Loving yourself requires taking responsibility for your own needs with the same dedication you demonstrate in your responsibilities to others.

If you are like a lot of women, you may be giving too much of your good energy to others while neglecting yourself–especially your need for energizing food throughout the day.  Physical deprivation at the end of the day is a major contributor to nighttime binging and grazing.

You can reduce the likelihood of emotional eating in the afternoon and evening by eating more during the day.  And, if you’ve spent too many years not listening to the real needs of your body, you may need to eat more than you think to properly fuel your body during the day.  Instead of  eating “diet” portions during the day, experiment with eating more heartily during the day and see how that impacts your relationship with food at night.

Simple shifts to eliminate deprivation include:

Eat breakfast and lunch.
Eat more fruits and vegetables.
Eat energizing snacks.
Eat nutritious food when hungry.

Take loving action on your own behalf by saying “yes” to other basic needs too:

Forgive yourself when you fail.
Enjoy time with people you love.
Go to bed early enough to get a solid eight hours of sleep.

Loving yourself  isn’t complicated.
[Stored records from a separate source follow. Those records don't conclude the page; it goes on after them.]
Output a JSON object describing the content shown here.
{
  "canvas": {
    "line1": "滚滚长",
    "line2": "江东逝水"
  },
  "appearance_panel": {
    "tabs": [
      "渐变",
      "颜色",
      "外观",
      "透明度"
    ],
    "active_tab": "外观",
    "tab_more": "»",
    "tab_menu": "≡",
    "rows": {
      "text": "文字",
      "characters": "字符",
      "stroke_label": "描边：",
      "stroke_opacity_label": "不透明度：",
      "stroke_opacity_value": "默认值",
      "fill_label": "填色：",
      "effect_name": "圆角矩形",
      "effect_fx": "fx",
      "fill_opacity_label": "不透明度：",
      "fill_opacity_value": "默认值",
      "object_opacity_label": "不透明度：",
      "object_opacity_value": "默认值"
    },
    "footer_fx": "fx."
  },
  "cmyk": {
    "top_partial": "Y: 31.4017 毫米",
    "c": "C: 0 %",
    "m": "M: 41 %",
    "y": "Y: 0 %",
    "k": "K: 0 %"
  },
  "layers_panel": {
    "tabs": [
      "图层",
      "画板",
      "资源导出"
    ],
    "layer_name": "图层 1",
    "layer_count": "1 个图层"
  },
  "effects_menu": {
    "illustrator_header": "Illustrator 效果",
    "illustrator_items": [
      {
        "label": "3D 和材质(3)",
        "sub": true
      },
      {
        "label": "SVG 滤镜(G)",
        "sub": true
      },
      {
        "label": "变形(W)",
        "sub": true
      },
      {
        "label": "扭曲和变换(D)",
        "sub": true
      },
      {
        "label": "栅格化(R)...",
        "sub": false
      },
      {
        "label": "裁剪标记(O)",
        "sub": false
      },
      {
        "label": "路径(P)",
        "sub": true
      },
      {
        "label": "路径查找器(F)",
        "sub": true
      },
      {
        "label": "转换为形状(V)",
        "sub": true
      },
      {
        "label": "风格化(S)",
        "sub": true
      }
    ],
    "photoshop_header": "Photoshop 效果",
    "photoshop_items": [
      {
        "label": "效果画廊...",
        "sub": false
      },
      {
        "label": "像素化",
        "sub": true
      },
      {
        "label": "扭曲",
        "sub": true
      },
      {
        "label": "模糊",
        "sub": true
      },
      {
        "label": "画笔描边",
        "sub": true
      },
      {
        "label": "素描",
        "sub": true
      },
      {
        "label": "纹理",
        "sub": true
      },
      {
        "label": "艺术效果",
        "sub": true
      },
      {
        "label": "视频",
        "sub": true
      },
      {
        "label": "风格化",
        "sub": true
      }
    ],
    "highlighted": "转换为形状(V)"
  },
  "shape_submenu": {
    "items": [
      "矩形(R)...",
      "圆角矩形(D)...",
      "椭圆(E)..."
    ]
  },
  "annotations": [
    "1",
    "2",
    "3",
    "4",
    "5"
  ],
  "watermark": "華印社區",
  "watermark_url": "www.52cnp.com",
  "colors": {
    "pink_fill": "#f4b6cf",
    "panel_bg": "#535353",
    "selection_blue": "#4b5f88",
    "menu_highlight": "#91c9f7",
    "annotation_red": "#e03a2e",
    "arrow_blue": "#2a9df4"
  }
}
You already know how to help others thrive—now it is your turn!  If you aren’t sound of body, mind and spirit, then nobody gets your best self.  And that is a huge loss for everyone!